apparently the summers of volunteering under duress rubbed off on me and, while studying in London, I got out and involved on a few projects including one tidying up around monuments and beating back brush at the Brompton Cemetery. on this occasion, I managed to trick Becca into joining me though now I don’t recall how. the film “Finding Neverland,” some of which filmed in and around the cemetery (as well as in Hyde Park) though I don’t think it was released before we volunteered. perhaps I had a sense that some degree of celebrity might rub off on us or something. the novelty of celebrity was still fresh at the time; while I’d seen a few celebrities up to this point — both around London and elsewhere — I’d never faced the inconveniences that can accompany movie sets. in addition to “Finding Neverland,” Brompton Cemetery has featured in numerous films, most recently in the first of Guy Ritchie’s two “Sherlock” films.

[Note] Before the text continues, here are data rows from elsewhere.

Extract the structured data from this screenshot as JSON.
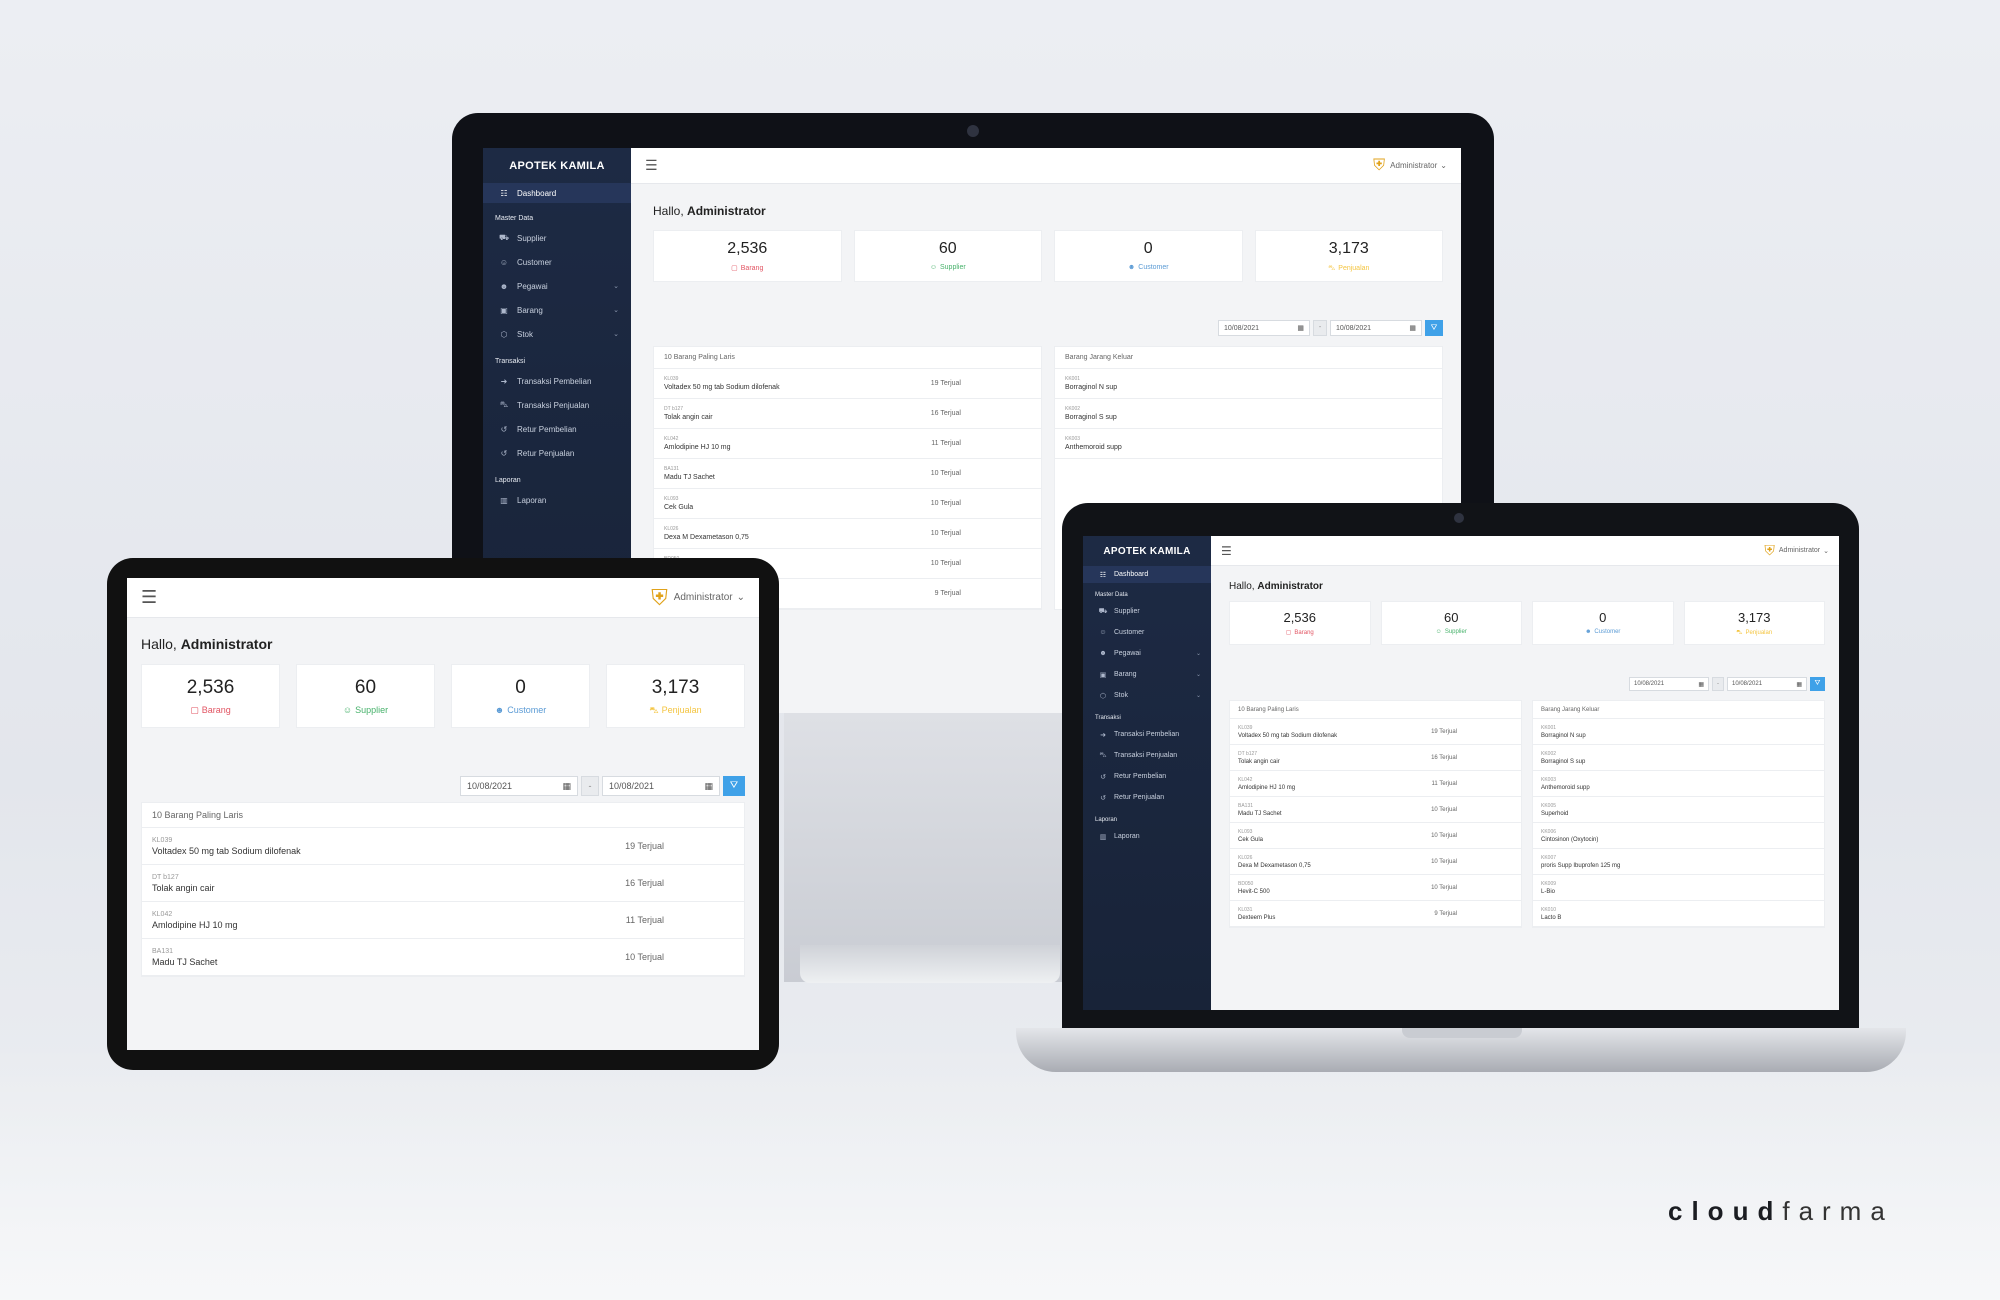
{
  "app": {
    "brand": "APOTEK KAMILA",
    "user": "Administrator",
    "greeting_prefix": "Hallo,",
    "greeting_name": "Administrator",
    "nav": {
      "dashboard": "Dashboard",
      "master_data": "Master Data",
      "supplier": "Supplier",
      "customer": "Customer",
      "pegawai": "Pegawai",
      "barang": "Barang",
      "stok": "Stok",
      "transaksi": "Transaksi",
      "transaksi_pembelian": "Transaksi Pembelian",
      "transaksi_penjualan": "Transaksi Penjualan",
      "retur_pembelian": "Retur Pembelian",
      "retur_penjualan": "Retur Penjualan",
      "laporan_section": "Laporan",
      "laporan": "Laporan"
    },
    "stats": [
      {
        "value": "2,536",
        "label": "Barang",
        "color": "#e25563",
        "icon": "bag-icon"
      },
      {
        "value": "60",
        "label": "Supplier",
        "color": "#47b26b",
        "icon": "user-check-icon"
      },
      {
        "value": "0",
        "label": "Customer",
        "color": "#5b9bd5",
        "icon": "users-icon"
      },
      {
        "value": "3,173",
        "label": "Penjualan",
        "color": "#f4c542",
        "icon": "cart-icon"
      }
    ],
    "filter": {
      "from": "10/08/2021",
      "to": "10/08/2021",
      "separator": "-"
    },
    "laris_title": "10 Barang Paling Laris",
    "jarang_title": "Barang Jarang Keluar",
    "laris": [
      {
        "code": "KL039",
        "name": "Voltadex 50 mg tab Sodium dilofenak",
        "qty": "19 Terjual"
      },
      {
        "code": "DT b127",
        "name": "Tolak angin cair",
        "qty": "16 Terjual"
      },
      {
        "code": "KL042",
        "name": "Amlodipine HJ 10 mg",
        "qty": "11 Terjual"
      },
      {
        "code": "BA131",
        "name": "Madu TJ Sachet",
        "qty": "10 Terjual"
      },
      {
        "code": "KL093",
        "name": "Cek Gula",
        "qty": "10 Terjual"
      },
      {
        "code": "KL026",
        "name": "Dexa M Dexametason 0,75",
        "qty": "10 Terjual"
      },
      {
        "code": "BD050",
        "name": "Hevit-C 500",
        "qty": "10 Terjual"
      },
      {
        "code": "KL031",
        "name": "Dexteem Plus",
        "qty": "9 Terjual"
      }
    ],
    "jarang": [
      {
        "code": "KK001",
        "name": "Borraginol N sup"
      },
      {
        "code": "KK002",
        "name": "Borraginol S sup"
      },
      {
        "code": "KK003",
        "name": "Anthemoroid supp"
      },
      {
        "code": "KK005",
        "name": "Superhoid"
      },
      {
        "code": "KK006",
        "name": "Cintosinon (Oxytocin)"
      },
      {
        "code": "KK007",
        "name": "proris Supp Ibuprofen 125 mg"
      },
      {
        "code": "KK009",
        "name": "L-Bio"
      },
      {
        "code": "KK010",
        "name": "Lacto B"
      }
    ]
  },
  "brandmark": {
    "bold": "cloud",
    "light": "farma"
  }
}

begun in 1836 and consecrated by the Bishop of London in 1840, Brompton is one of the oldest garden cemeteries in London. over 35,000 monuments mark the final resting places of some 205,000 people buried over the course of more than a century. while the park covers some 39 acres of land once belonging to the Lord Kensington, the cemetery had to close to burials between 1952 and 1996 due to space constraints; it has since begun allowing burials once again, however.
following the economic and commercial shifts on the Continent that resulted from Napoleon’s defeat at Waterloo, the living population of London exploded in the early-mid 19th century — as did the dead population. the rapid increase in number of necessary burials necessitated more burial space. designed by Benjamin Baud, Brompton is one of seven cemeteries constructed around what was the outskirts of London in the mid-19th century in response to health hazards posed by the existing overburdened, overflowing, inner-city burial grounds. it’s central chapel was modeled on St. Peter’s Basilica and features impressive colonnades, catacombs, and private mausoleums. for whatever reason, the catacombs never attracted much interest and most of the spots remain unoccupied.
some interesting facts about the cemetery before wrapping up: Beatrix Potter took naming inspiration from headstones in the cemetery; several Native Americans were once buried in the cemetery following their unexpected and untimely deaths while touring in England (as part of Buffalo Bill’s Wild West Show). after researchers in the late twentieth century traced the families of two of the men (Chief Long Wolf and Paul Eagle Star, both Sioux), their remains were returned to tribal territory in the United States for reburial.
turns out I don’t have any photos of our afternoon of weeding, but here’s a video tour of Brompton Cemetery if you’re interested in seeing what it looks like.